The scene: It's night; someone is alone in a dimly lit room. There's an eerie stillness, a creeping anxiety. Then, behind them, you notice a strange shape: a hunched-over figure, lurking in a corner. It is standing deathly still. The head is obscured by what looks like tendrils of jet-black hair. A chill runs down your spine as you suddenly realize the person isn't alone. There's something in the room with them, something that shouldn't be there, something anomalous, incongruous ... menacing.

Scenes like this have come to define Japanese horror or "J-horror." The genre's ability to evoke the supernatural has made it into a worldwide cultural phenomenon, popularized by the films of Takashi Miike and Hideo Nakata, and also by anime, manga and video games. However, while a great deal of attention has been given to modern J-horror, relatively little has been said about its precursors, especially the literary influences that so deeply inform its aesthetic.

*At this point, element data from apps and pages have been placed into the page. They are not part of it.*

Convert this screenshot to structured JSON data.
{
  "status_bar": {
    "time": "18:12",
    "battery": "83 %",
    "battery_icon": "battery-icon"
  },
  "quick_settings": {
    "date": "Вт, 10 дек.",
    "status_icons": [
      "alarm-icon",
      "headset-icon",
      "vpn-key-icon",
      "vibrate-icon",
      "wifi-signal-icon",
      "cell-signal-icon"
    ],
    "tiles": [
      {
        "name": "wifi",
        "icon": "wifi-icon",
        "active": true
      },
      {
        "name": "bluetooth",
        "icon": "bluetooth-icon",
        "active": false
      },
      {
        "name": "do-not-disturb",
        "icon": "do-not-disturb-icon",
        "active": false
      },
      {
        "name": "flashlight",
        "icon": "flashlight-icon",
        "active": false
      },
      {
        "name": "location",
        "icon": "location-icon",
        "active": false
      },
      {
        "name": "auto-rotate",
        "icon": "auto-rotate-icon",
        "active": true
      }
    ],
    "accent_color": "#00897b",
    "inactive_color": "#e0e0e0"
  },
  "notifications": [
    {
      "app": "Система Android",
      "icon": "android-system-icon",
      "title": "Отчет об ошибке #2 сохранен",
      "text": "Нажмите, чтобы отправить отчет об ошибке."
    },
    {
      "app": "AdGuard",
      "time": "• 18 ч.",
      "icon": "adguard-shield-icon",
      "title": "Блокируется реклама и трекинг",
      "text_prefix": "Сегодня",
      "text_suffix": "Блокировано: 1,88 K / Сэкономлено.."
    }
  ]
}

One such influence is the book "Ugetsu Monogatari," published in 1776 and authored by Ueda Akinari (1734-1809). Conventionally translated as "Tales of Moonlight and Rain," this collection contains nine tales that all have the hallmarks of classic kaidan ("strange tales").